*** Excerpted records ***

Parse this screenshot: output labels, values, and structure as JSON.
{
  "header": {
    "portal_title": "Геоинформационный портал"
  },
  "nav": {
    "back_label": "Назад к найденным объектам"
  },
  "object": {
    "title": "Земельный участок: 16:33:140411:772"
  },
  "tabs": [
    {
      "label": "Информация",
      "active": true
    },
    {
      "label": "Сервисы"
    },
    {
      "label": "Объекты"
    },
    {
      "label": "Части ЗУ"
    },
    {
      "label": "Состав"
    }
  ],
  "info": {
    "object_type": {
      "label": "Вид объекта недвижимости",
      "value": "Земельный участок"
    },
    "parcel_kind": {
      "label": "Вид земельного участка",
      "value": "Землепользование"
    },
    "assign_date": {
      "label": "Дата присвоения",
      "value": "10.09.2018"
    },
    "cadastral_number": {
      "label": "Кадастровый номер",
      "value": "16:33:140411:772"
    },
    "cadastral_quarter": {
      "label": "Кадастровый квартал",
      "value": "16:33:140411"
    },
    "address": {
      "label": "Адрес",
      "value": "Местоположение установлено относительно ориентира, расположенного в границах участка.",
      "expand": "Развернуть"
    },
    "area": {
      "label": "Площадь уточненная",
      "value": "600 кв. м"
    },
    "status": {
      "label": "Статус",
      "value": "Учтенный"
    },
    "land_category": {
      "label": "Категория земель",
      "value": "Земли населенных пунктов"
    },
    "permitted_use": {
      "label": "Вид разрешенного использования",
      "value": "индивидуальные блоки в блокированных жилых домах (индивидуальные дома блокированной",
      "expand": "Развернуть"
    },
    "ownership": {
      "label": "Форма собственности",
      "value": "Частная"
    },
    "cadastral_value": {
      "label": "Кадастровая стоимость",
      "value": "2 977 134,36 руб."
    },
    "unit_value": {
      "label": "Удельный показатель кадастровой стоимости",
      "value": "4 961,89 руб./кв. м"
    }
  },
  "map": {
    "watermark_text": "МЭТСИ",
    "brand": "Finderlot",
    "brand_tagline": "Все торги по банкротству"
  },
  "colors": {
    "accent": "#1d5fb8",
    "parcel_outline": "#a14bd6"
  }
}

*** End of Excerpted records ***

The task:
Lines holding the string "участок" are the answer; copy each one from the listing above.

Written reply:
    "title": "Земельный участок: 16:33:140411:772"
      "value": "Земельный участок"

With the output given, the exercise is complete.